### [WHAT TO WORK ON]
Report each line of the entries that contains the word "name", copied in full.

### [DATA SHOWN]
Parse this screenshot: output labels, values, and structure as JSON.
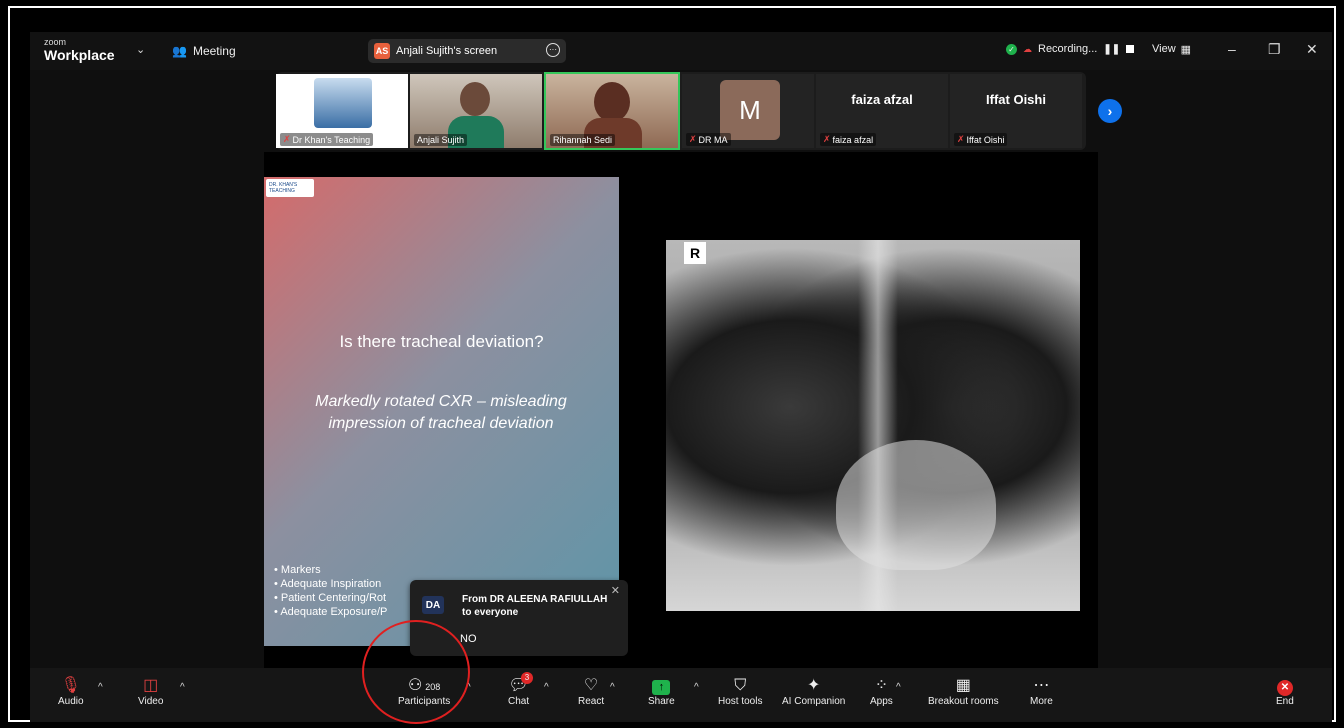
{
  "titlebar": {
    "brand_small": "zoom",
    "brand_big": "Workplace",
    "meeting_label": "Meeting",
    "screen_badge": "AS",
    "screen_label": "Anjali Sujith's screen",
    "recording_label": "Recording...",
    "view_label": "View"
  },
  "gallery": {
    "tiles": [
      {
        "name": "Dr Khan's Teaching",
        "big": ""
      },
      {
        "name": "Anjali Sujith",
        "big": ""
      },
      {
        "name": "Rihannah Sedi",
        "big": ""
      },
      {
        "name": "DR MA",
        "big": "M"
      },
      {
        "name": "faiza afzal",
        "big": "faiza afzal"
      },
      {
        "name": "Iffat Oishi",
        "big": "Iffat Oishi"
      }
    ]
  },
  "slide": {
    "logo_text": "DR. KHAN'S TEACHING",
    "title": "Is there tracheal deviation?",
    "subtitle": "Markedly rotated CXR – misleading impression of tracheal deviation",
    "bullets": [
      "Markers",
      "Adequate Inspiration",
      "Patient Centering/Rot",
      "Adequate Exposure/P"
    ]
  },
  "xray": {
    "marker": "R"
  },
  "toast": {
    "avatar": "DA",
    "from": "From DR ALEENA RAFIULLAH",
    "to": "to everyone",
    "message": "NO"
  },
  "toolbar": {
    "audio": "Audio",
    "video": "Video",
    "participants": "Participants",
    "participants_count": "208",
    "chat": "Chat",
    "chat_badge": "3",
    "react": "React",
    "share": "Share",
    "host_tools": "Host tools",
    "ai_companion": "AI Companion",
    "apps": "Apps",
    "breakout": "Breakout rooms",
    "more": "More",
    "end": "End"
  }
}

### [RESPONSE TO THIS TASK]
        "name": "Dr Khan's Teaching",
        "name": "Anjali Sujith",
        "name": "Rihannah Sedi",
        "name": "DR MA",
        "name": "faiza afzal",
        "name": "Iffat Oishi",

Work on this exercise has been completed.